This defect was to some extent remedied by an organization whose members in the fourteenth century existed in all parts of Germany and which is known as the the Vehm, or Fehm.
This society had grown out of earlier local courts among the people in Westphalia. Some of its meetings were open to the general public, but others were secret, especially those concerned with criminal justice and with witchcraft or heresy.
It was these secret tribunals that were of the most importance in the fourteenth and fifteenth centuries. The penalty for any outsider who intruded at one of these secret sessions was death.
Any freeman, however, who was of honest birth and character was qualified to apply for membership and be initiated into the mysteries of the organization. Such an initiate took a solemn oath to assist his associates in serving summonses on accused persons and in executing the sentences of the Vehmic courts, and was then informed of the passwords and secret signs by which the Wissendi of the Vehm recognized one another.
The only penalty of these criminal courts was death.
If three or more members of the Vehm caught a criminal redhanded in the act, they killed him on the spot without further trial. Otherwise crimes were investigated by the method of sworn inquest, every member of the Vehm being pledged to tell what he could of crimes in his neighborhood. Having thus determined whom they should accuse and bring to trial, the next step was to summon the accused before the Vehm. This was done mysteriously by nailing a notice on a tree or leaving it in some other spot where the accused would be sure to see it, but would not know who had posted it.

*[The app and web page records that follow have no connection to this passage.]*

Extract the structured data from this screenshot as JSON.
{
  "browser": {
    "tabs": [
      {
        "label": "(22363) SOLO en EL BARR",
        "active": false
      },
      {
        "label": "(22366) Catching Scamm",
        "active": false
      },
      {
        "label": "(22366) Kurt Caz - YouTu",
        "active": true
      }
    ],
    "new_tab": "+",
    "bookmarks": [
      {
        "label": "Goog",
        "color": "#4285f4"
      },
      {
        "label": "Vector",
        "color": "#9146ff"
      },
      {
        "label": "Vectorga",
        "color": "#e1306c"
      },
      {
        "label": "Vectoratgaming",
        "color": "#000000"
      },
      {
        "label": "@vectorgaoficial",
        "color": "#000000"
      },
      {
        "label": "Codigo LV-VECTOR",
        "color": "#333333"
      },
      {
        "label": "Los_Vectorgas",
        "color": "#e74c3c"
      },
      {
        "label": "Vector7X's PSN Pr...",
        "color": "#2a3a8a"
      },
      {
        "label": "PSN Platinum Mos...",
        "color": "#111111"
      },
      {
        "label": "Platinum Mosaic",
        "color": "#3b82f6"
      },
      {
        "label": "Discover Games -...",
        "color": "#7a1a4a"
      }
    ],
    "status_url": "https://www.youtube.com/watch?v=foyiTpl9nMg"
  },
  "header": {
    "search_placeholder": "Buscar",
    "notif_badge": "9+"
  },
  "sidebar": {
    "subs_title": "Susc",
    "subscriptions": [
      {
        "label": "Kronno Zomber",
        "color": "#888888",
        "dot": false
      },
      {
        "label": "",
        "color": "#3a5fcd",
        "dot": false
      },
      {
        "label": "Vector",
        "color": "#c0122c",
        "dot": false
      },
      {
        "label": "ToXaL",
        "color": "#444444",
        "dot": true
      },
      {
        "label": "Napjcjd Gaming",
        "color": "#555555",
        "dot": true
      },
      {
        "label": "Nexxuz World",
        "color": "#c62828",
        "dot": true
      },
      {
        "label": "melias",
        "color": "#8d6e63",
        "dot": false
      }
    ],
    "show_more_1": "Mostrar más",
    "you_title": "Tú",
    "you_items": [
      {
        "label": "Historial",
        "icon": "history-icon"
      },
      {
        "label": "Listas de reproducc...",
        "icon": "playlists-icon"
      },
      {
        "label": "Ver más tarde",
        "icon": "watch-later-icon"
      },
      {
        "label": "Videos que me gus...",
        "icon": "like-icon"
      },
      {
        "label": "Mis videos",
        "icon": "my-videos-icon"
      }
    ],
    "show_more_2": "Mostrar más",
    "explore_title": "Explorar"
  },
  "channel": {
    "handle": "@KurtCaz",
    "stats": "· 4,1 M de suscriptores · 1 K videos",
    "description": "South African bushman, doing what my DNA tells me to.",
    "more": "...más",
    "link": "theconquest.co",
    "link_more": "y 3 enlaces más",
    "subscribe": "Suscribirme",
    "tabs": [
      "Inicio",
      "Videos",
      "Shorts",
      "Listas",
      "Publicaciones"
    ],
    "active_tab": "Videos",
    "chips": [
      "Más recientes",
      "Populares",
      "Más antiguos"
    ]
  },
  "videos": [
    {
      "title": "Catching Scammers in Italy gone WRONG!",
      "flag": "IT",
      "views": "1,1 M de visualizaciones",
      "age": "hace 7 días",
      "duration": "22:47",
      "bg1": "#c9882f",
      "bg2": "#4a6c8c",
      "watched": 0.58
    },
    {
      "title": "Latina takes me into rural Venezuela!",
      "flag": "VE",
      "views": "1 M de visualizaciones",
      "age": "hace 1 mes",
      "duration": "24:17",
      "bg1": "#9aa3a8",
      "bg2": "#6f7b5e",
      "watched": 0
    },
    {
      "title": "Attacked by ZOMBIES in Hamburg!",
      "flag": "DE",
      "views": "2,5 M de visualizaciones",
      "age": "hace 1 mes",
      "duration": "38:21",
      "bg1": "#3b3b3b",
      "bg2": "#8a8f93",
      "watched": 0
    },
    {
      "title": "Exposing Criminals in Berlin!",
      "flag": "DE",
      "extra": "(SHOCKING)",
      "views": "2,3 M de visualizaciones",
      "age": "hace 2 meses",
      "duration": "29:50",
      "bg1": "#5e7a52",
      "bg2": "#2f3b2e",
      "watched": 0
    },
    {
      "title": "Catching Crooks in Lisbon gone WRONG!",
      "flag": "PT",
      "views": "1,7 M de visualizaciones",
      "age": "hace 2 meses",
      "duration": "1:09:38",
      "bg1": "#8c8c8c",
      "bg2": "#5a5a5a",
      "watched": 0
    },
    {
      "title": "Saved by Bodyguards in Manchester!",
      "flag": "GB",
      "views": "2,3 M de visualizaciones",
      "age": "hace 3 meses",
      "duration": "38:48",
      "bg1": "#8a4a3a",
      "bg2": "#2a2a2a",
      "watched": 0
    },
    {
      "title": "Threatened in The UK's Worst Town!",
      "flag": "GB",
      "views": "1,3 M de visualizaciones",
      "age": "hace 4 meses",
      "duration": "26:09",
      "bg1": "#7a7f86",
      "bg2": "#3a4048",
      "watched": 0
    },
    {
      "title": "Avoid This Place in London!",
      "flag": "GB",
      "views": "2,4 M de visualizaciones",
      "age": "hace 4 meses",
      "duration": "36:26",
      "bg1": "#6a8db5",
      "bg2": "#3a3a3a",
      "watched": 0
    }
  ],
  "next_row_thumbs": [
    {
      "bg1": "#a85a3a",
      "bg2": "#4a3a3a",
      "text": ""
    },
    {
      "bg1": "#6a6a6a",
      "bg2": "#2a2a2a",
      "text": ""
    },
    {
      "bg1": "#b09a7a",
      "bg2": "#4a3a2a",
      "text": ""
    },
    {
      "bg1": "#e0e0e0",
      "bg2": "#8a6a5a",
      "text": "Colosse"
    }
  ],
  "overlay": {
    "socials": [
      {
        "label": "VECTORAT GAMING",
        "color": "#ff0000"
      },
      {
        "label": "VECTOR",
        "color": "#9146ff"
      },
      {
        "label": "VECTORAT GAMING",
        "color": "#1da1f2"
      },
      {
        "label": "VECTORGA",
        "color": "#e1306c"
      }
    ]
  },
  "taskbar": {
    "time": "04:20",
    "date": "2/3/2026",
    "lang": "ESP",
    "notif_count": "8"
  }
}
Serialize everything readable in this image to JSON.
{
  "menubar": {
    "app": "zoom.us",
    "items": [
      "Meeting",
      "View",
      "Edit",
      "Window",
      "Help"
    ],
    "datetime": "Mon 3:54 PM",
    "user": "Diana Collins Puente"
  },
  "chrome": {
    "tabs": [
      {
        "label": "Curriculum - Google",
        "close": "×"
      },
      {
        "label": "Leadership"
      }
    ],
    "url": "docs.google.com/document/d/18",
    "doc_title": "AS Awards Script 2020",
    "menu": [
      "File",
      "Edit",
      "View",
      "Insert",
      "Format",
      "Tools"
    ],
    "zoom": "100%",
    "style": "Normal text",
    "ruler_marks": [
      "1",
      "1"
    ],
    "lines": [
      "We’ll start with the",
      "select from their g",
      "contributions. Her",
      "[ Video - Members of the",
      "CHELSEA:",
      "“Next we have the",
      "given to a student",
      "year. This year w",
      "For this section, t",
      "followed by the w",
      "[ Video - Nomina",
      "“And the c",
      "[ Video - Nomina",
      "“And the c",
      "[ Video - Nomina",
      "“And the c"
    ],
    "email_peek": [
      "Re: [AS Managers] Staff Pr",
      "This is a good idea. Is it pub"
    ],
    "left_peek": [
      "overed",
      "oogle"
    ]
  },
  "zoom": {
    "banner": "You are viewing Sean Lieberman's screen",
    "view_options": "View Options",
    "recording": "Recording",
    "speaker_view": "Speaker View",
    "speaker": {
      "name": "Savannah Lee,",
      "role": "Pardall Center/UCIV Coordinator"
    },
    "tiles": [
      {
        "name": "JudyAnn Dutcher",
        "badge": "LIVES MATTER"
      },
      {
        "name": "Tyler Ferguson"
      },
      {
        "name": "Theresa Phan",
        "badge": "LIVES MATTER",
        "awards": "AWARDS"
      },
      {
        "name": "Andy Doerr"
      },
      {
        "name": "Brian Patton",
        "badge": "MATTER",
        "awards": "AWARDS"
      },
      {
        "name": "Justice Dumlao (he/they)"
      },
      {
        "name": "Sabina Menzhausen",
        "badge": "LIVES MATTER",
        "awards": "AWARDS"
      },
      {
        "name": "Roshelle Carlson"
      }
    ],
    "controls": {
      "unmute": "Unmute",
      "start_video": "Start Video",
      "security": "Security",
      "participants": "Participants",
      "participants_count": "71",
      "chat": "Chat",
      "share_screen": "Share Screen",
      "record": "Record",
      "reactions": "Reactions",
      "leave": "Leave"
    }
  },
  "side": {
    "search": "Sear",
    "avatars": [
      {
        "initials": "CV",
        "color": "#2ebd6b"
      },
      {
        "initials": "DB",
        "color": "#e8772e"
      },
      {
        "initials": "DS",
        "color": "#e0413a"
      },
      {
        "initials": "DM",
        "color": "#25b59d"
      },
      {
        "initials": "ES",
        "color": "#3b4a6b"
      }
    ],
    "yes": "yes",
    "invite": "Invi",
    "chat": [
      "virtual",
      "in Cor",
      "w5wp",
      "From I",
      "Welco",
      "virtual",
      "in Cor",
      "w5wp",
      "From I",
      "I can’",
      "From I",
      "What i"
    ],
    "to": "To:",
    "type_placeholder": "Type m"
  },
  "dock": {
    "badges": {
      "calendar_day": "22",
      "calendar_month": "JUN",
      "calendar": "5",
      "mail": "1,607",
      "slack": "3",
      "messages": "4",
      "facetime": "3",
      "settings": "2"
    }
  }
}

At the trial, if the accused appeared and were himself a member of the Vehm, he could usually clear himself of the charges against him by his solitary oath. If not himself a member, he would have to produce more oath-helpers who were members to swear on his behalf than had already taken oath against him. If, however, as many as twenty-one initiates gave their oaths in his favor, he was acquitted anyway. If condemned and present, he was executed without delay.
Otherwise it was the duty of the first member of the Vehm who met him to hang him to the nearest tree, leaving by his side a knife marked with the cryptic symbols, "S.S.G.G.", to show that the Vehm had done its work.
This impressive method of intimidating the criminal classes, which reminds us of lynchings and vigilance committees, but whose self-help and summary procedure were to a large extent a survival of primitive German custom, was favorably received by the society of the time, as the Vehm proved more efficacious than any other court.
Only at a later date did the secret character of the organization breed abuses and call forth complaints and lead finally to its suppression. In the fourteenth and fifteenth centuries it was joined by entire cities, by bishops and great lords, and finally by the emperor himself, who encouraged this rough and ready way of dealing with offenders against justice because he had nothing better to offer, indeed, he had no imperial system of justice at all.
Vehmic Court Seal:
Vehmic Court Oath Skull animation:
The Vehmic Courts - A System That Worked